We got hooked on birdwatching and found there are a lot more birds in Chicago than pigeons, robins, mallards, Canadian Geese, gulls, and sparrows. I started taking pictures of them and ended up with far too many to post on my Chicago Daily Photo site. So I started this separate site just for the birds.
I've only seen Nashville Warblers high up in trees. So I never really saw the little rufous cap that they have. I actually checked the photo in my Sibley's book because I wondered if, perhaps, this little guy had been injured on the top of his head. Not to worry, Nashville's do wear a little rufous cap.
I find it very unusual to see a warbler flitting around the ground instead of high up in the trees. But this has been a very unusual migration season (has it really even started yet?). Anyway, this little Black Throated Green Warbler was flitting around the grass and low bushes in Grant Park on Monday. I got the impression that he was expecting temperatures higher than the mid 40s.
Hey! Down on the ground is less windy than up in the trees.
I REALLY thought it was time to migrate.
How could I be so off schedule?
Who are you and WHAT did you
do with the Spring Weather?
I know I packed my Migration Mittens. Where are they?
Don't you love it when a bird's name is sooooooo descriptive. Of course, this is a Yellow-Rumped Warbler. But he also has yellow shoulders and, if you look really closely at the second photo, you can see a hint of a yellow crown.
I hope the sighting of my first warbler of the Spring is a sign that Spring is actually here.
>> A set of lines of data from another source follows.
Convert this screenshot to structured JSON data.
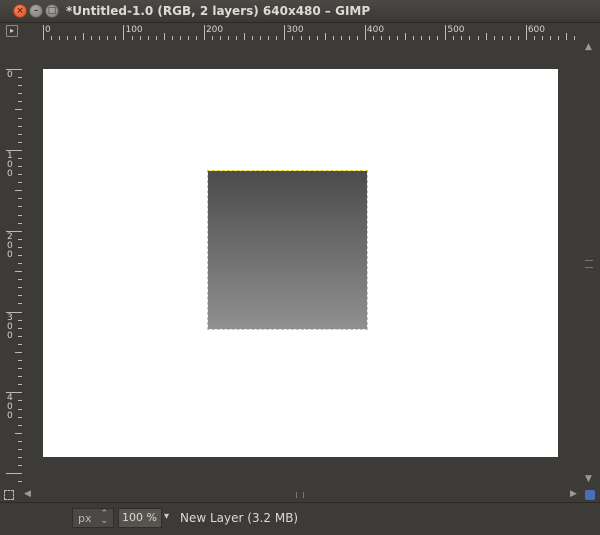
{
  "window": {
    "title": "*Untitled-1.0 (RGB, 2 layers) 640x480 – GIMP",
    "close_glyph": "×",
    "minimize_glyph": "–",
    "maximize_glyph": "□"
  },
  "rulers": {
    "top_labels": [
      "0",
      "100",
      "200",
      "300",
      "400",
      "500",
      "600"
    ],
    "left_labels": [
      "0",
      "100",
      "200",
      "300",
      "400"
    ]
  },
  "icons": {
    "ruler_corner": "quick-mask-toggle-icon",
    "side": "zoom-image-when-window-size-changes-icon",
    "navigate": "navigate-image-icon"
  },
  "colors": {
    "chrome": "#3c3b37",
    "canvas": "#ffffff",
    "selection": "#e6d800",
    "layer_top": "#4b4b4b",
    "layer_bottom": "#909090"
  },
  "status": {
    "unit": "px",
    "zoom": "100 %",
    "layer_info": "New Layer (3.2 MB)"
  }
}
I can't believe this Loon let me take so many photos of it swimming around a channel off Lake Michigan. That is, until another Loon arrived and in typical Loon fashion bellowed (seriously it was LOUD - perhaps because of an echo effect from the channel and because it, too, was quite close)
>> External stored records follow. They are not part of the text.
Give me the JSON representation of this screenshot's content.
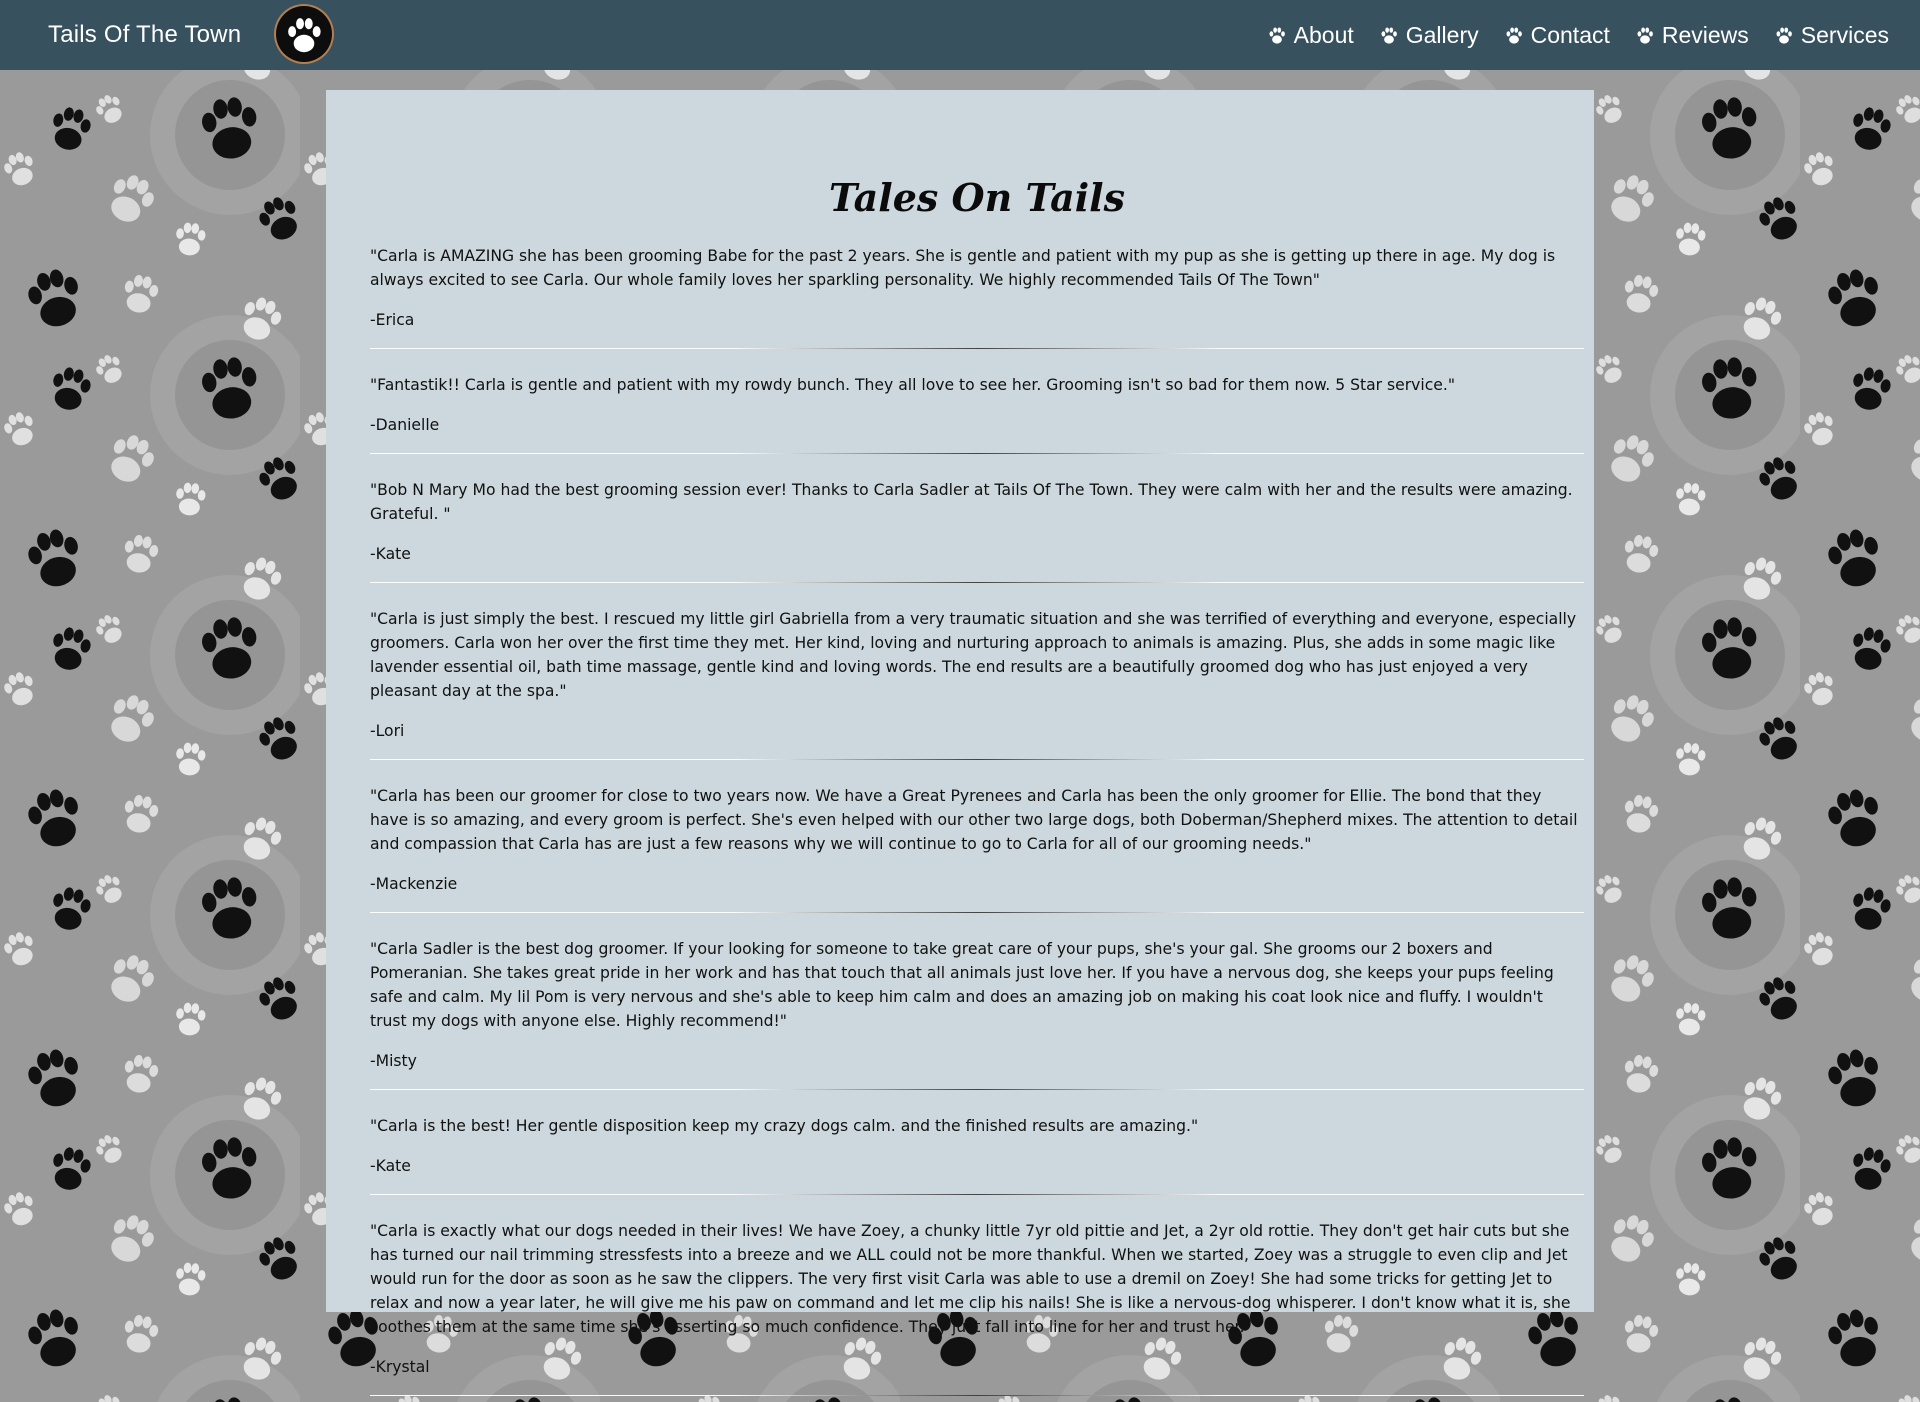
{
  "header": {
    "brand": "Tails Of The Town",
    "logo_icon": "paw-icon",
    "nav": [
      {
        "label": "About",
        "icon": "paw-icon"
      },
      {
        "label": "Gallery",
        "icon": "paw-icon"
      },
      {
        "label": "Contact",
        "icon": "paw-icon"
      },
      {
        "label": "Reviews",
        "icon": "paw-icon"
      },
      {
        "label": "Services",
        "icon": "paw-icon"
      }
    ]
  },
  "colors": {
    "navbar": "#37515e",
    "panel": "#ccd8dd",
    "background": "#9a9a9a",
    "logo_ring": "#b27f52"
  },
  "main": {
    "title": "Tales On Tails",
    "reviews": [
      {
        "text": "\"Carla is AMAZING she has been grooming Babe for the past 2 years. She is gentle and patient with my pup as she is getting up there in age. My dog is always excited to see Carla. Our whole family loves her sparkling personality. We highly recommended Tails Of The Town\"",
        "author": "-Erica"
      },
      {
        "text": "\"Fantastik!! Carla is gentle and patient with my rowdy bunch. They all love to see her. Grooming isn't so bad for them now. 5 Star service.\"",
        "author": "-Danielle"
      },
      {
        "text": "\"Bob N Mary Mo had the best grooming session ever! Thanks to Carla Sadler at Tails Of The Town. They were calm with her and the results were amazing. Grateful. \"",
        "author": "-Kate"
      },
      {
        "text": "\"Carla is just simply the best. I rescued my little girl Gabriella from a very traumatic situation and she was terrified of everything and everyone, especially groomers. Carla won her over the first time they met. Her kind, loving and nurturing approach to animals is amazing. Plus, she adds in some magic like lavender essential oil, bath time massage, gentle kind and loving words. The end results are a beautifully groomed dog who has just enjoyed a very pleasant day at the spa.\"",
        "author": "-Lori"
      },
      {
        "text": "\"Carla has been our groomer for close to two years now. We have a Great Pyrenees and Carla has been the only groomer for Ellie. The bond that they have is so amazing, and every groom is perfect. She's even helped with our other two large dogs, both Doberman/Shepherd mixes. The attention to detail and compassion that Carla has are just a few reasons why we will continue to go to Carla for all of our grooming needs.\"",
        "author": "-Mackenzie"
      },
      {
        "text": "\"Carla Sadler is the best dog groomer. If your looking for someone to take great care of your pups, she's your gal. She grooms our 2 boxers and Pomeranian. She takes great pride in her work and has that touch that all animals just love her. If you have a nervous dog, she keeps your pups feeling safe and calm. My lil Pom is very nervous and she's able to keep him calm and does an amazing job on making his coat look nice and fluffy. I wouldn't trust my dogs with anyone else. Highly recommend!\"",
        "author": "-Misty"
      },
      {
        "text": "\"Carla is the best! Her gentle disposition keep my crazy dogs calm. and the finished results are amazing.\"",
        "author": "-Kate"
      },
      {
        "text": "\"Carla is exactly what our dogs needed in their lives! We have Zoey, a chunky little 7yr old pittie and Jet, a 2yr old rottie. They don't get hair cuts but she has turned our nail trimming stressfests into a breeze and we ALL could not be more thankful. When we started, Zoey was a struggle to even clip and Jet would run for the door as soon as he saw the clippers. The very first visit Carla was able to use a dremil on Zoey! She had some tricks for getting Jet to relax and now a year later, he will give me his paw on command and let me clip his nails! She is like a nervous-dog whisperer. I don't know what it is, she soothes them at the same time she's asserting so much confidence. They just fall into line for her and trust her.\"",
        "author": "-Krystal"
      }
    ]
  }
}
"Watch out for the camera"
Both loons, then, dove under and were next seen at the farrrrrrrrr end of the channel swimming further away from the nosy camera lens.
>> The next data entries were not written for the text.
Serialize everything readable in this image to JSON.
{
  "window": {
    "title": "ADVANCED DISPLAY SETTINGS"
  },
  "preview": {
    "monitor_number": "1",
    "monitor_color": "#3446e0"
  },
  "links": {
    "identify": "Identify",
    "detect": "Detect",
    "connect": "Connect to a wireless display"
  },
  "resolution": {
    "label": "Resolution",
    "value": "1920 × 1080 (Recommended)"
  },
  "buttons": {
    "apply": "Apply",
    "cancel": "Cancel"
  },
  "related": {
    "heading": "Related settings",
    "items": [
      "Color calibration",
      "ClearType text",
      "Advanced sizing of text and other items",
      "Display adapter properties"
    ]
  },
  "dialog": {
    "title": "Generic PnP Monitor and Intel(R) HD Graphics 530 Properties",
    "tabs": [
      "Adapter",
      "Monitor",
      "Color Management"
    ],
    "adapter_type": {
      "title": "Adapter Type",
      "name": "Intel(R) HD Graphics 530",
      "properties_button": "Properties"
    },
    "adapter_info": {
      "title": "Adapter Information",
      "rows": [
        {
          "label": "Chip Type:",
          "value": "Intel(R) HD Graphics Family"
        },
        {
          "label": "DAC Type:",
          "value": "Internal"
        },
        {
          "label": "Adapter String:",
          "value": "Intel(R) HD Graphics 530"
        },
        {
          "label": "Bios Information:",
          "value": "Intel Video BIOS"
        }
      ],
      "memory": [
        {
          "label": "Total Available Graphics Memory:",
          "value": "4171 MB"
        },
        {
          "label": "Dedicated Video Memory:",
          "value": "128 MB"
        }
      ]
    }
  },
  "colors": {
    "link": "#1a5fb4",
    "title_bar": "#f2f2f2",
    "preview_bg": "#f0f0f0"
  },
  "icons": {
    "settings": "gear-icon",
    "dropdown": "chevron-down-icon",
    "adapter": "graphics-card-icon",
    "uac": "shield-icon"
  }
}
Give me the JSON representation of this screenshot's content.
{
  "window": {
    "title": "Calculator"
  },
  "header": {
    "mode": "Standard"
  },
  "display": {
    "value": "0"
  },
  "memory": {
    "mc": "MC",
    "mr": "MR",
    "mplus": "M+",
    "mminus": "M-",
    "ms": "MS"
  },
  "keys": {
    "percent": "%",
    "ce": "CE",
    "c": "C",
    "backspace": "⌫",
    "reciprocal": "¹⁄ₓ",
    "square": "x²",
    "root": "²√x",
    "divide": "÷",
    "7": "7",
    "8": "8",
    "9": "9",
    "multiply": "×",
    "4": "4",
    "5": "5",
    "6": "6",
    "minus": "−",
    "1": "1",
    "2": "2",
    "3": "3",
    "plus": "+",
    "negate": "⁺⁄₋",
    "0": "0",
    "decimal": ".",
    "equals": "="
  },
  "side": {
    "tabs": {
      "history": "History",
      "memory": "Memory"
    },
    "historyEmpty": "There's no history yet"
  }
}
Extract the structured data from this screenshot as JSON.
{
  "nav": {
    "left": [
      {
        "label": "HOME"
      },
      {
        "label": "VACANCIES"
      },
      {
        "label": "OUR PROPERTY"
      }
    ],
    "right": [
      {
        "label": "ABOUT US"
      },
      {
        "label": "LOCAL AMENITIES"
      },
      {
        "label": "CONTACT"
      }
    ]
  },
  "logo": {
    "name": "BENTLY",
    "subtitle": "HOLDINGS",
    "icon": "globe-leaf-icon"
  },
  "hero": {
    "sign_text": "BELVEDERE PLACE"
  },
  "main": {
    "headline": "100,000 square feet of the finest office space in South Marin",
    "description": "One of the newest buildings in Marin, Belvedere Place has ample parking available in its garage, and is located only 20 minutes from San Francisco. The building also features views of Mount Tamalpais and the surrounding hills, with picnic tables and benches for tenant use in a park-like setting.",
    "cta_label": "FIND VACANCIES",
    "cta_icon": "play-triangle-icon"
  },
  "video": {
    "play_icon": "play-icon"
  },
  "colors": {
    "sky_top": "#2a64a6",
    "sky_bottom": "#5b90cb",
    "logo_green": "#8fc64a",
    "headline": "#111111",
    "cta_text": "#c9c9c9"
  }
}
This Snowy Owl put on quite a show for awhile in a little town in Northern Illinois. (These were taken in January. Yeah, I'm a little late posting these.) It's not that it is a rare visitor to the area - Snowy Owls do reside here in the winter. The rarity was that it sat out in the open like this - periodically switching telephone/electric poles for a change of scenery - daily for weeks.
It garnered A LOT of attention. On the day we were there, the side road nearest to it - which was still a farm field away - had at least a dozen cars. On the plus side, the people who came to see it were generally pretty respectful of the bird and didn't try to get too close. On the down side, some watchers started releasing mice in the area so they could get "action shots" of the owl. Not that she (I think it is a she) needed any help getting dinner.